Fan frustration with the stations could be an indirect boon to rivals, particularly WTEM-AM, which broadcasts sports talk and news. (The Washington Post supplies radio programming to a competitor, WTWP AM-FM, which is owned by Bonneville International Corp.) At least that's what competitors hope.
Dave Pugh, the executive who runs WTEM and seven other local stations owned by Clear Channel Communications, says, "I feel sorry for the fans that they don't have an outlet on the radio on which they can hear the games."
For now, radio and TV ads for the Redskins stations try to instruct would-be listeners to the station closest to them by using the tagline "92.7 to the east, 94.3 to the west, and 730 AM all over D.C."
In addition, all the stations' programming, including games, is streamed live over the Internet. This capability has had a somewhat ironic result: Reception of Redskins games thousands of miles away is better than in some parts of the Washington area.
Redskins fan Marcio Avillez says he can hear the games "just fine" where he lives -- 8,000 feet above sea level in Colorado. "Not sure if the over-the-air radio broadcast back in D.C. is cutting it," he says via e-mail, "but I'm loving being able to finally get the games over the Internet." With a broadband connection and a digital video recorder that enables him to sync the Internet broadcast with the TV, "I am virtually back in my McLean Gardens family room."
To improve local reception, Snyder and Zier might have a few additional options. The company has said that it wants to buy more stations, including another in the area, to help improve the stations' reach. Snyder also owns 160 acres at Redskins Park in Loudoun County, which could serve as a site for a radio tower that would throw the stations' signals still farther.

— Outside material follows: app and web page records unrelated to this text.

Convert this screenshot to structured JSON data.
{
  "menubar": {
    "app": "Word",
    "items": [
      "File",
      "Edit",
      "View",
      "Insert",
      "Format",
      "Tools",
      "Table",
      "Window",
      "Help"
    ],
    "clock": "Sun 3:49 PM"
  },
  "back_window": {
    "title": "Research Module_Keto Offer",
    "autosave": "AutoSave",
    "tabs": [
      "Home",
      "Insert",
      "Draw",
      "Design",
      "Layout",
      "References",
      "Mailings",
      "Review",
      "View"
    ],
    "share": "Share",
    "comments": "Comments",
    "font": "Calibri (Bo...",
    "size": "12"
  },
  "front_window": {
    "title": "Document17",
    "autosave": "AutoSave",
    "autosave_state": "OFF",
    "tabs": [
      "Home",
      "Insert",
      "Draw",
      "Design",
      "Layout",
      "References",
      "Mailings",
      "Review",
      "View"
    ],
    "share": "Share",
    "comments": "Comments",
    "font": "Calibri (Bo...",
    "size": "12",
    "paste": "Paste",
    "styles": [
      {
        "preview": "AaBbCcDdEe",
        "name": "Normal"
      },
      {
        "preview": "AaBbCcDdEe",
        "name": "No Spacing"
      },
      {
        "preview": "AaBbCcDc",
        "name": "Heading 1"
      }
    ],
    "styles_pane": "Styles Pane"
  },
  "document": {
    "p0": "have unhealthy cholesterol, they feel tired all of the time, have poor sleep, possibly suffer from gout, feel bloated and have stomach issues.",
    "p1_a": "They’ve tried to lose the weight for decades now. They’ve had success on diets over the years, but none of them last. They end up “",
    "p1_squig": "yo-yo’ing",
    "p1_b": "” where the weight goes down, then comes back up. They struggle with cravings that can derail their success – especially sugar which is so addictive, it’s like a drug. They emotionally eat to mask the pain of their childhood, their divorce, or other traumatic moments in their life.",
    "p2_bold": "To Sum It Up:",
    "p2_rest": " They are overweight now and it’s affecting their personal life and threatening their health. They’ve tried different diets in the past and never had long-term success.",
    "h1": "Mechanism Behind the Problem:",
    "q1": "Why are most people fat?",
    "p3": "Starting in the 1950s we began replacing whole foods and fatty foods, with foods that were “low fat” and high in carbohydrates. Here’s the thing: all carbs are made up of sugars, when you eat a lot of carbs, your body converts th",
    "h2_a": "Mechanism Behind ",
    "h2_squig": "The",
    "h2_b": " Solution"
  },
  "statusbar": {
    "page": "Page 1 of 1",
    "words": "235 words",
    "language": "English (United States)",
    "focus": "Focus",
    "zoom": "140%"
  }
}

Zier acknowledges that there have been complaints about one quirk in the radio and TV broadcasts of the team's games: that the radio commentary isn't in sync with the TV images. That's because the radio stations broadcast the audio play-by-play without delay, while TV stations usually impose a delay of several seconds.

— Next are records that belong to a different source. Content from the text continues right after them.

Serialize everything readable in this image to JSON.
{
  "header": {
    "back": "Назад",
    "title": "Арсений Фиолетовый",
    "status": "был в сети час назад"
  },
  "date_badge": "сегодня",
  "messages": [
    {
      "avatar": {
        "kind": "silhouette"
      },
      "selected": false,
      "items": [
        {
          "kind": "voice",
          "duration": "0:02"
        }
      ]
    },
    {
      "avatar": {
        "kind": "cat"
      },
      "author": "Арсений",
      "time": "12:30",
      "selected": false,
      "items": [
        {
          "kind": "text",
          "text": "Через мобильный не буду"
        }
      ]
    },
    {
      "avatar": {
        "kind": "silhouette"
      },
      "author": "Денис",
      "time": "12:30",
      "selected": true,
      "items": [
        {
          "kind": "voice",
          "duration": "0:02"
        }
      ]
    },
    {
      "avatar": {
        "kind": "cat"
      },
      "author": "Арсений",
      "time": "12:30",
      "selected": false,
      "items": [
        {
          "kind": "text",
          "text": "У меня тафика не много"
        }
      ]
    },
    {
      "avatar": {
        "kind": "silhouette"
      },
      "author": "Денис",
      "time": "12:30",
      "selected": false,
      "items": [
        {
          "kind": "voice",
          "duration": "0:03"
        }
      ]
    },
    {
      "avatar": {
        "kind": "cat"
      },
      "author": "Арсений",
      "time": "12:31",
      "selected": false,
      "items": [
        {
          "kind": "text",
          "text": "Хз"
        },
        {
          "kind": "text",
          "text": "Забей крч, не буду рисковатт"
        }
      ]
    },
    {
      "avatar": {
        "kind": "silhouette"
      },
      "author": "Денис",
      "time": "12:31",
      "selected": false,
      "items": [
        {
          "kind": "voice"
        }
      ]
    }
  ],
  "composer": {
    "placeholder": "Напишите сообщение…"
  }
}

Because the length of the delay varies depending on whether a TV set is receiving a signal via an antenna, a cable connection or a satellite hook-up, there's no way to match the radio broadcast with everyone's TV picture, Zier says. What's more, delaying the radio broadcast might upset fans who listen to radios while watching the game at FedEx Field.
All of which leaves such fans as Dave Backus out of luck. Backus liked to turn the TV sound down and get local color from the radio during games -- until the various delays made the timing impossible. "It's been a problem for the past few years," says Backus, who lives near Staunton, Va., in the Shenandoah Valley.
Zier says he has no control over the timing of the television broadcasts, but he understands how the delay could cause confusion. He was in Dallas on Sunday for the Redskins-Cowboys game, and watched Rock Cartwright return a kickoff 100 yards for a Redskins touchdown. Zier described the run as it was happening via a cellphone call to his son at home in Montgomery County -- a few seconds before his son saw it on "live" TV.